*Data entries*
::::
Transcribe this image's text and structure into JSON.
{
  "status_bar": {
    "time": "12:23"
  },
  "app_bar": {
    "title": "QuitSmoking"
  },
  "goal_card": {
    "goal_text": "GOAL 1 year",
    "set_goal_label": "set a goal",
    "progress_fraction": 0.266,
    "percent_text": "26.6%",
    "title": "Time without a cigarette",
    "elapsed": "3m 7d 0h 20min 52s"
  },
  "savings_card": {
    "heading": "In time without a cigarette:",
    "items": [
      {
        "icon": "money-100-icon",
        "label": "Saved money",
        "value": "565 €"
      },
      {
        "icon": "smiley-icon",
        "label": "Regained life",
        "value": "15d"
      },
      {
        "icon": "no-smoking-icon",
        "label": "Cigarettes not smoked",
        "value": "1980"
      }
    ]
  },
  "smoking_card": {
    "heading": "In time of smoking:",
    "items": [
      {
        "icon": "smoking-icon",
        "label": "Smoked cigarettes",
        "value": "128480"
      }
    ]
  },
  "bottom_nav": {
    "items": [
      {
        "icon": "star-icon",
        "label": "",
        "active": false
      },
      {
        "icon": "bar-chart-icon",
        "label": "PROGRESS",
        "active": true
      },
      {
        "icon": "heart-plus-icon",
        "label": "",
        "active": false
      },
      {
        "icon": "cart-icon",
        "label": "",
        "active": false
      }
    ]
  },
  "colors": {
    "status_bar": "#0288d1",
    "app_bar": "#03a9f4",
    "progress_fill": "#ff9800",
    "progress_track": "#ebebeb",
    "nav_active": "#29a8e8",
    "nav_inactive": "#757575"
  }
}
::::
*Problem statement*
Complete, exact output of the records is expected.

*Output*
Transcribe this image's text and structure into JSON.
{
  "status_bar": {
    "time": "12:23"
  },
  "app_bar": {
    "title": "QuitSmoking"
  },
  "goal_card": {
    "goal_text": "GOAL 1 year",
    "set_goal_label": "set a goal",
    "progress_fraction": 0.266,
    "percent_text": "26.6%",
    "title": "Time without a cigarette",
    "elapsed": "3m 7d 0h 20min 52s"
  },
  "savings_card": {
    "heading": "In time without a cigarette:",
    "items": [
      {
        "icon": "money-100-icon",
        "label": "Saved money",
        "value": "565 €"
      },
      {
        "icon": "smiley-icon",
        "label": "Regained life",
        "value": "15d"
      },
      {
        "icon": "no-smoking-icon",
        "label": "Cigarettes not smoked",
        "value": "1980"
      }
    ]
  },
  "smoking_card": {
    "heading": "In time of smoking:",
    "items": [
      {
        "icon": "smoking-icon",
        "label": "Smoked cigarettes",
        "value": "128480"
      }
    ]
  },
  "bottom_nav": {
    "items": [
      {
        "icon": "star-icon",
        "label": "",
        "active": false
      },
      {
        "icon": "bar-chart-icon",
        "label": "PROGRESS",
        "active": true
      },
      {
        "icon": "heart-plus-icon",
        "label": "",
        "active": false
      },
      {
        "icon": "cart-icon",
        "label": "",
        "active": false
      }
    ]
  },
  "colors": {
    "status_bar": "#0288d1",
    "app_bar": "#03a9f4",
    "progress_fill": "#ff9800",
    "progress_track": "#ebebeb",
    "nav_active": "#29a8e8",
    "nav_inactive": "#757575"
  }
}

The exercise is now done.